▸ **Work order**:
Scan the listing below for the word "data", then copy each line that has it.

-- Records provided follows --

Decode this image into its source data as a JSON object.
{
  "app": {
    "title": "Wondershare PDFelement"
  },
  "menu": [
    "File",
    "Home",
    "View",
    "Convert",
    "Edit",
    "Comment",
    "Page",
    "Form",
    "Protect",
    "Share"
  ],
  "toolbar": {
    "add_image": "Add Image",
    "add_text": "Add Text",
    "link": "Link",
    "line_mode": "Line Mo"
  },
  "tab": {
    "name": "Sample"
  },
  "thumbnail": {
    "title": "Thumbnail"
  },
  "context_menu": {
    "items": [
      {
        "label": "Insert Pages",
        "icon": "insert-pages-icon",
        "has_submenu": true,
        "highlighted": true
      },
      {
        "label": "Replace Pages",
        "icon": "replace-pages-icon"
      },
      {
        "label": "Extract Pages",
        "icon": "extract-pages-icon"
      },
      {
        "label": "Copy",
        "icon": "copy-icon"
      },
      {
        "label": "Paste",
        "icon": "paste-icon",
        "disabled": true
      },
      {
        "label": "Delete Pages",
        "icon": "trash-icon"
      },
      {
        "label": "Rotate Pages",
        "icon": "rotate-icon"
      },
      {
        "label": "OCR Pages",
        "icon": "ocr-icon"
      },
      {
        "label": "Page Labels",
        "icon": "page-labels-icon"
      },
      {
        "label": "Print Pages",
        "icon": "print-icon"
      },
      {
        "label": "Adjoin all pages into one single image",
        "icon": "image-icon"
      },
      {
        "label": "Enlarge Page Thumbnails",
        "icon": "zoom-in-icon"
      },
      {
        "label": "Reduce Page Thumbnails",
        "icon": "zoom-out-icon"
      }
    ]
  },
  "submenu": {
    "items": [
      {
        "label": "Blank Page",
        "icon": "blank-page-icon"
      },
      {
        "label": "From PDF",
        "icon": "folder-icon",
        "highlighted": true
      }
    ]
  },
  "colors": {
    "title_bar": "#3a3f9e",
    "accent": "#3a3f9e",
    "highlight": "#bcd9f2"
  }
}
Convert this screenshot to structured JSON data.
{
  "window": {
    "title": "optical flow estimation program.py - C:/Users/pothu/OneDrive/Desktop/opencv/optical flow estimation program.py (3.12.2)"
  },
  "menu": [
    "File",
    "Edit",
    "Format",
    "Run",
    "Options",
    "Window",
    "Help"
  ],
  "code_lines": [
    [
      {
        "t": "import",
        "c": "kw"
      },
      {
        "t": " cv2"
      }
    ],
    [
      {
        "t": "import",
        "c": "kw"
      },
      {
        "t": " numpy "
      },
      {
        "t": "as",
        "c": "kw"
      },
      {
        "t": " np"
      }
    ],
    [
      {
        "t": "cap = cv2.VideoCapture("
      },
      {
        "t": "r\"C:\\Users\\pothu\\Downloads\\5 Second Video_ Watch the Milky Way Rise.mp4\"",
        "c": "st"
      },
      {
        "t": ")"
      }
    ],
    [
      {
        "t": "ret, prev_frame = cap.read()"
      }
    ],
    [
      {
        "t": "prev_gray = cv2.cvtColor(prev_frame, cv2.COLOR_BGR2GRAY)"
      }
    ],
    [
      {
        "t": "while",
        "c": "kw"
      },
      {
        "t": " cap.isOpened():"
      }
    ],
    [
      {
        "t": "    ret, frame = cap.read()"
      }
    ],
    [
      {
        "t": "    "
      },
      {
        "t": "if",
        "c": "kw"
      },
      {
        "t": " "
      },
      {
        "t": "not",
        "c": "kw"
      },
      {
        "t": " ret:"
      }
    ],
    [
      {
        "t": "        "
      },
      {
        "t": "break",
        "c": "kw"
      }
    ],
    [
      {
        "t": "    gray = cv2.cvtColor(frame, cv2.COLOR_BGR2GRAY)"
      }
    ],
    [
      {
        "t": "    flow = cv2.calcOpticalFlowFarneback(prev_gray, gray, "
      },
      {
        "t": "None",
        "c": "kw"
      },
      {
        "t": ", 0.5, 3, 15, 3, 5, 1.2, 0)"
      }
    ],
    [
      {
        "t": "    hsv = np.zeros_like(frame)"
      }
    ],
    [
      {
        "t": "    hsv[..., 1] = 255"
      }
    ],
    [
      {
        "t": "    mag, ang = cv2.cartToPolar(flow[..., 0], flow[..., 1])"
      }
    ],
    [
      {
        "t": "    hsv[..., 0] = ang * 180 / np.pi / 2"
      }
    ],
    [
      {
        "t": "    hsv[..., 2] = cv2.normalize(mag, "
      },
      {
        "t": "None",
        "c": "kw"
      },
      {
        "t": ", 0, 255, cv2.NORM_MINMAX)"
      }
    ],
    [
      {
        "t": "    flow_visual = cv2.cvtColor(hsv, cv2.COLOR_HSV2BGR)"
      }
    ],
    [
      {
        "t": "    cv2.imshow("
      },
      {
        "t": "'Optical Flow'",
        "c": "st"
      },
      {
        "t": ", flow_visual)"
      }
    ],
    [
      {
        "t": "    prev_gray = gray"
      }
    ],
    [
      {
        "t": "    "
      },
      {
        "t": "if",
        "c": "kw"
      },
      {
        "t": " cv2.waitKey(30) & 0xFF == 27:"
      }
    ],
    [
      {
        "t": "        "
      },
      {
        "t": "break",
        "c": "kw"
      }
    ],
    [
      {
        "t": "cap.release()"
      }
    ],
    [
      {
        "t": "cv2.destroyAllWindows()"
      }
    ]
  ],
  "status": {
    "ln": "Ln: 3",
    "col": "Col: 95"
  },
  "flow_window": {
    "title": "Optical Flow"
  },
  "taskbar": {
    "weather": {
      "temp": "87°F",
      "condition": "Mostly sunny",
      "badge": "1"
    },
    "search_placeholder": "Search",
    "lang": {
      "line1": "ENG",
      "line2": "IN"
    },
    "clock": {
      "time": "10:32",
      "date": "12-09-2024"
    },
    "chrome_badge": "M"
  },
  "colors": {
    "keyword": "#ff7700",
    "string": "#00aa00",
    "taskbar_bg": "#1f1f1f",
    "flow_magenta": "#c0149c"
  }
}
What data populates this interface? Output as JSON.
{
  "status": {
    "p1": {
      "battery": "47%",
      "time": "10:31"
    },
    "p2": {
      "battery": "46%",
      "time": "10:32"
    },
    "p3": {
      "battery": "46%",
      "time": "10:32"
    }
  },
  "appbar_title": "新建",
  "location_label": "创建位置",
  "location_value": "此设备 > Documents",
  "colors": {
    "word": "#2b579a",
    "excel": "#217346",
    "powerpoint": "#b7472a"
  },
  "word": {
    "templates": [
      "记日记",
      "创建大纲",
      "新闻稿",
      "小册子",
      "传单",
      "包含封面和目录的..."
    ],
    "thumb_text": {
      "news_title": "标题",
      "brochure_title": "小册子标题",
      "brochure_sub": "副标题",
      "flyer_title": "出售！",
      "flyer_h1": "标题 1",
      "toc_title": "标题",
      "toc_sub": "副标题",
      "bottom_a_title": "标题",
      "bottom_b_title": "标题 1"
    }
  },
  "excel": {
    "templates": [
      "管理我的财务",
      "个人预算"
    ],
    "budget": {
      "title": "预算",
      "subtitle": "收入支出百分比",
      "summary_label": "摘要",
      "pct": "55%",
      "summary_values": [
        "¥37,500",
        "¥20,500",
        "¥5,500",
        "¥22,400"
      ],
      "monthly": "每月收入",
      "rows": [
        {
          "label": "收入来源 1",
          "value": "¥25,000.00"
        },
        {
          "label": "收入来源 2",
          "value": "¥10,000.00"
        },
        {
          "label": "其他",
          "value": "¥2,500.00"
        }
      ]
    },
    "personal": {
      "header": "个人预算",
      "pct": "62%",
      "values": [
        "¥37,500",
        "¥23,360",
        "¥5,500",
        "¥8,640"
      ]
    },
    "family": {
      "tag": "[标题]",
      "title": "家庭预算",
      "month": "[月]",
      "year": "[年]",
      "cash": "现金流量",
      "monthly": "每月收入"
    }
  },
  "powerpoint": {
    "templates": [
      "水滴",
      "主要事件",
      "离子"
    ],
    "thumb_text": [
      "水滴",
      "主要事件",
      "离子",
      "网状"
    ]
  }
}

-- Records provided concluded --

▸ **Solution to the problem**:
Decode this image into its source data as a JSON object.
Convert this screenshot to structured JSON data.
What data populates this interface? Output as JSON.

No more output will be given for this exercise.